‘Future at risk’: Earth Day events spark sustainability and climate discussion


Holger Meyer, a physics professor, speaks to two students about renewable energy on April 21.

If you were on campus Friday afternoon, you might have seen two cars sitting outside of the Rhatigan Student Center. 

Those cars — one belonging to Holger Meyer — were electric cars.

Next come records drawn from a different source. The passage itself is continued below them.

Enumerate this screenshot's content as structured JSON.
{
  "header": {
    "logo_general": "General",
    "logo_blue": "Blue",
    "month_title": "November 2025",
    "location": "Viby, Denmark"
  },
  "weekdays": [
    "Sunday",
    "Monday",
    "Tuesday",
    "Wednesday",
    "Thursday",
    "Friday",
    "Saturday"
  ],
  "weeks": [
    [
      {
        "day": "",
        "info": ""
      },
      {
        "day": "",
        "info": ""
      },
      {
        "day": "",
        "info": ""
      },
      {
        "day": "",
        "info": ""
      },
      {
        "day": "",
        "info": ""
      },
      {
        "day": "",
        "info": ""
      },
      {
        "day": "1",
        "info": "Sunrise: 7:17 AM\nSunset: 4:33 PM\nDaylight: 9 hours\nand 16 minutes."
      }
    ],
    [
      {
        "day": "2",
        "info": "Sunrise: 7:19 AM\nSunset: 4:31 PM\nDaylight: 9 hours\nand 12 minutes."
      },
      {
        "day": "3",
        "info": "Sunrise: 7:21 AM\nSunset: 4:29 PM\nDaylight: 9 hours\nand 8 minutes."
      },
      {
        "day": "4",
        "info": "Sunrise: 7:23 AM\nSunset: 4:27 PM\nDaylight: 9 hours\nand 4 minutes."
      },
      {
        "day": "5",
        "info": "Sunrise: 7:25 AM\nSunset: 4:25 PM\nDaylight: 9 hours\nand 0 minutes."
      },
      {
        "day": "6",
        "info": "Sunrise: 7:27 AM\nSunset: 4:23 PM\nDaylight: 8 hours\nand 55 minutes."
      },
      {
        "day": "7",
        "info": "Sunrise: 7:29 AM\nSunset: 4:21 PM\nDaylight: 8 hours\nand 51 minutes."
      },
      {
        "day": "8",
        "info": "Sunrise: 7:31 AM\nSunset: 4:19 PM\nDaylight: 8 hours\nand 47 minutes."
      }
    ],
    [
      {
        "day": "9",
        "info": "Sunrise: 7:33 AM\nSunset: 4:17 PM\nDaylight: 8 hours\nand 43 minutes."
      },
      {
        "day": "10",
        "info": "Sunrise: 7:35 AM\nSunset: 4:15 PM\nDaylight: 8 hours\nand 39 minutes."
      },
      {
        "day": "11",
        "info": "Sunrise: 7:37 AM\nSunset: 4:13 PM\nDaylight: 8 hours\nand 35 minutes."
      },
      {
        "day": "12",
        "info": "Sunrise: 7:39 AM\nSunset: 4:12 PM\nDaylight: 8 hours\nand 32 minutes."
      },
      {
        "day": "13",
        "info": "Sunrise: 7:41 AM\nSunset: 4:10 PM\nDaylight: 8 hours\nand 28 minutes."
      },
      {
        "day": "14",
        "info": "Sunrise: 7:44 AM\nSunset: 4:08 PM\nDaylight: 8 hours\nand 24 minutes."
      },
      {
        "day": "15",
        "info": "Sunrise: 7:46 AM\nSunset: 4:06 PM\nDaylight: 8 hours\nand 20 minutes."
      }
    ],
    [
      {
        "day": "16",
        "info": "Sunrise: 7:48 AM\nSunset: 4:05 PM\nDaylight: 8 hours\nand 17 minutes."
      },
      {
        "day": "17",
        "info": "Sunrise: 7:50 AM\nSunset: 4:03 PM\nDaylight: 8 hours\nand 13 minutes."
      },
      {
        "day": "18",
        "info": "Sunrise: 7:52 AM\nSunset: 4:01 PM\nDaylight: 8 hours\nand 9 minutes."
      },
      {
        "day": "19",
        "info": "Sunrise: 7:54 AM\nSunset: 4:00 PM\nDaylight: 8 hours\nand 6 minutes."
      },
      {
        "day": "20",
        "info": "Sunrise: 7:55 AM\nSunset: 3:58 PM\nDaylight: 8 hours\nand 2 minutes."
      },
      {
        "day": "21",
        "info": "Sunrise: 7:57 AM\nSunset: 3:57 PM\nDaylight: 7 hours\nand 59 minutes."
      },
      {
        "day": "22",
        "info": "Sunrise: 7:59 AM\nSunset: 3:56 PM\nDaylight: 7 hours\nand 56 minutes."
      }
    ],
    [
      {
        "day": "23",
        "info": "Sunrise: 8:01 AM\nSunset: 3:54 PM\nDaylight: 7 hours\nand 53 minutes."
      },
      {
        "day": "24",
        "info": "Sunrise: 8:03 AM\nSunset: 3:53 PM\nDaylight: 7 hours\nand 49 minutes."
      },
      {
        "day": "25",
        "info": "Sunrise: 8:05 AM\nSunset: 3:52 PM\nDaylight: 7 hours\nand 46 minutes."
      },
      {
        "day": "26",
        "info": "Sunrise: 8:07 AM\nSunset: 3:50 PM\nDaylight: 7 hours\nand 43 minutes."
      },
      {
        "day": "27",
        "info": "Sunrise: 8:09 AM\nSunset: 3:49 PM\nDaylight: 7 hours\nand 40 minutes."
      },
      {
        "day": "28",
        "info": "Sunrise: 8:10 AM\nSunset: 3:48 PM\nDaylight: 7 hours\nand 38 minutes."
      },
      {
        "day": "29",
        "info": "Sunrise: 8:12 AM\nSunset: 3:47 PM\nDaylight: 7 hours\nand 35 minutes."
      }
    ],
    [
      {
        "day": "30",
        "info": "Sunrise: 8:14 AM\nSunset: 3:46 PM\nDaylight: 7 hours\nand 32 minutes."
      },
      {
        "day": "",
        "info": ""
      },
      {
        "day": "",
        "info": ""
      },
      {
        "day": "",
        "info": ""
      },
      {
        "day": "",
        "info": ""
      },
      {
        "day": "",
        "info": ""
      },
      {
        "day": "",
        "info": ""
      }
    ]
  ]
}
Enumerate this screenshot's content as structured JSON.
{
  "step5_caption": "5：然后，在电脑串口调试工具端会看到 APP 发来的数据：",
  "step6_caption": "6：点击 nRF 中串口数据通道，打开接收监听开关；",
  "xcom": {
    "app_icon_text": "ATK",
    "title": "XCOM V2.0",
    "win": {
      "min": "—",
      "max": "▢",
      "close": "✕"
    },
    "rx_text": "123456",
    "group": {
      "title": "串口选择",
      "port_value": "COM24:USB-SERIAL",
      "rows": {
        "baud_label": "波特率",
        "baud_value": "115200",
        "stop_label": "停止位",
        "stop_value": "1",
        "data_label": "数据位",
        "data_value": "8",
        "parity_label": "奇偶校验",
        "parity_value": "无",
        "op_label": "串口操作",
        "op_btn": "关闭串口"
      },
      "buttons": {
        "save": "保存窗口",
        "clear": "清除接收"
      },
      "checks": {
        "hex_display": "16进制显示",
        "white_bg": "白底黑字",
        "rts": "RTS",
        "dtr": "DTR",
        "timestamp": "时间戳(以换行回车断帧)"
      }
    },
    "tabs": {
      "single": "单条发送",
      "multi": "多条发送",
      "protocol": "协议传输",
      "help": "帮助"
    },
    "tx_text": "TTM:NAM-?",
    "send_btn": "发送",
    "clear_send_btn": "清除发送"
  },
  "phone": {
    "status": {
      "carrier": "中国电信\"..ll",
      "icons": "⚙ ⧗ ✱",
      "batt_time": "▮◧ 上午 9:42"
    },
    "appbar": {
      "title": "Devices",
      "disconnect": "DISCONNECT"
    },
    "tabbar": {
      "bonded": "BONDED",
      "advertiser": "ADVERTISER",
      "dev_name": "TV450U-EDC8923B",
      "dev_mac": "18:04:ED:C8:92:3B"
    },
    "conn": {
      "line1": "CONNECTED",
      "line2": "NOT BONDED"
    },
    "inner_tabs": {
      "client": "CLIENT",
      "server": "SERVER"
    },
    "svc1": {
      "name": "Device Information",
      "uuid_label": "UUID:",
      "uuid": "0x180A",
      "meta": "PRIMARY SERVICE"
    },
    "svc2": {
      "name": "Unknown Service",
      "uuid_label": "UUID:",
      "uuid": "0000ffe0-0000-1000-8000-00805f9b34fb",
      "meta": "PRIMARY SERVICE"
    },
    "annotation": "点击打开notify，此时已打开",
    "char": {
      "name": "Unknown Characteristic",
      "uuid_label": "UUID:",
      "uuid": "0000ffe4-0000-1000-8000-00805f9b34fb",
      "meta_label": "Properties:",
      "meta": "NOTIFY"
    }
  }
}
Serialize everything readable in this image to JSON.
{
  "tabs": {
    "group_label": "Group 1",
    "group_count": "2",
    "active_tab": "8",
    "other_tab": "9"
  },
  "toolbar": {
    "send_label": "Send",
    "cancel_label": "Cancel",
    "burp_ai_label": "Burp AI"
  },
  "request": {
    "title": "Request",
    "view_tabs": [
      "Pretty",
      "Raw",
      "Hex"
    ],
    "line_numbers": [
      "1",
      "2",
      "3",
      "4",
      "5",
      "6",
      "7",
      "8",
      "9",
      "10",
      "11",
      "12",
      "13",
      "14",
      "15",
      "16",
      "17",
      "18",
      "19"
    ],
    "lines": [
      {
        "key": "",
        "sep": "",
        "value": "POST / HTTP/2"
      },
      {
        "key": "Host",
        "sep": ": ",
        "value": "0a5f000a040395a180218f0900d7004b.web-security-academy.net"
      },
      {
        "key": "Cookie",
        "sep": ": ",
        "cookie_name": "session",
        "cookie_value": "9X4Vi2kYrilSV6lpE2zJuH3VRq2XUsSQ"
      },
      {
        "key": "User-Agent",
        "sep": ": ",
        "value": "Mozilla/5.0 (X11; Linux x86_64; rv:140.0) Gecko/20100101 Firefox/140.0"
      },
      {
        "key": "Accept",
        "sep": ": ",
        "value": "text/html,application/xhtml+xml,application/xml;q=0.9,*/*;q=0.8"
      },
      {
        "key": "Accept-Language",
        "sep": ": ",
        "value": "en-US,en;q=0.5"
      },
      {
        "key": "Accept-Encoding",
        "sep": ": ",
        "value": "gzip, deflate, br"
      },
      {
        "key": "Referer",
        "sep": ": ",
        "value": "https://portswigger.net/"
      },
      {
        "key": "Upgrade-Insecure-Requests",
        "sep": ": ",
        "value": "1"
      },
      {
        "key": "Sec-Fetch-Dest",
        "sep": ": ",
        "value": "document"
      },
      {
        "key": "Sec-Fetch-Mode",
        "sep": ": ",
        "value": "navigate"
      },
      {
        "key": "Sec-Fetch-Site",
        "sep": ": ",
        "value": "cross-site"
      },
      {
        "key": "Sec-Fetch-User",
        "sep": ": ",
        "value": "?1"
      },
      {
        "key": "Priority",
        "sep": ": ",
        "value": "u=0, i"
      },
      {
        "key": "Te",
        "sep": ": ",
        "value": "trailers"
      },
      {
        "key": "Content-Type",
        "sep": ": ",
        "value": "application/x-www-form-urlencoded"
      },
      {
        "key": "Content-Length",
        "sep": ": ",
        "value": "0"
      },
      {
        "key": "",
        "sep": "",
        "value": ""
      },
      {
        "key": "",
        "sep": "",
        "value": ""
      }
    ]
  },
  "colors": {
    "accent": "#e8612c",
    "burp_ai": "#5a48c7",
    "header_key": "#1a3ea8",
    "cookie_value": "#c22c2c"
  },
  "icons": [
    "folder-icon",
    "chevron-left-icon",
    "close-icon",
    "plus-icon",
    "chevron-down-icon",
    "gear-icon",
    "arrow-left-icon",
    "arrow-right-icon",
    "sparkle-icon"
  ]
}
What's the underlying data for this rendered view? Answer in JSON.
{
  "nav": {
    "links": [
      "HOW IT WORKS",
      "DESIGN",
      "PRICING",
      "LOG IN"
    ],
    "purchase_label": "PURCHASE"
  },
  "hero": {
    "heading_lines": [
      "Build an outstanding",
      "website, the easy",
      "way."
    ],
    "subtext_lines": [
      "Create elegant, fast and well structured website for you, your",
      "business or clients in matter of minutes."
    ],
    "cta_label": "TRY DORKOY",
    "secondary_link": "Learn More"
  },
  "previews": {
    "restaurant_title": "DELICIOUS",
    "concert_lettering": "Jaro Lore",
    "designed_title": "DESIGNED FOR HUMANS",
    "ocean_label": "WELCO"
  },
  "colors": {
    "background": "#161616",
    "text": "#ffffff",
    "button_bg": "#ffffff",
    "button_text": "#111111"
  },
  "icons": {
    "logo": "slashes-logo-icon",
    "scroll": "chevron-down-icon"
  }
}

Although Meyer, a physics professor, bikes to school almost every day, he brought his car to strike up conversations with those passing by the RSC.

“I try to raise awareness about the possibility of using renewable energy sources,” Meyer said. “We don’t need to extract and burn any more coal, oil or gas.”

Meyer touched on different forms of renewable energy, like wind and solar energy, and said the economy and industry can be powered through electric energy.

“There’s enough potential in renewable energy to make that transition,” Meyer said. “Some of it is starting to happen, but it’s not happening fast enough.”

During 2020, carbon dioxide emissions dipped due to the COVID-19 pandemic but have since gone up, with several organizations projecting a greater increase in 2023.

“Things are getting worse and worse,” Meyer said. “We’ve got to start to be serious about limiting our carbon emissions.”

Meyer’s presentation on renewable energy is part of a larger series of events centered around Earth Day. Some community members and Wichita State faculty exhibited their contributions to going green in or near the RSC on Friday.

Toni Jackman, a geology lecturer at WSU, offered materials on Wichita State’s geology department as well as upcoming Earth Day events. 

“People often think geology is just about rocks,” Jackman said. “If you really want to do something that has good job potential, pays good salaries, and you feel like — when you’re doing it — you’re improving the world, then going into environmental science/environmental geology, is a really good way to do it.”

Jackman, a member of the Shockers Go Green Planning Committee, wants the Earth Day events to inspire students.

“Anything we could do to get students involved,” Jackman said. “So much of this action starts at the level of young people … because it’s their future at risk.”

On Saturday, April 22, the university will screen the award-winning documentary film “Earth Emergency.” The film details climate feedback loops and tipping points. The filmmaker, Bonnie Waltch, will be in attendance as well.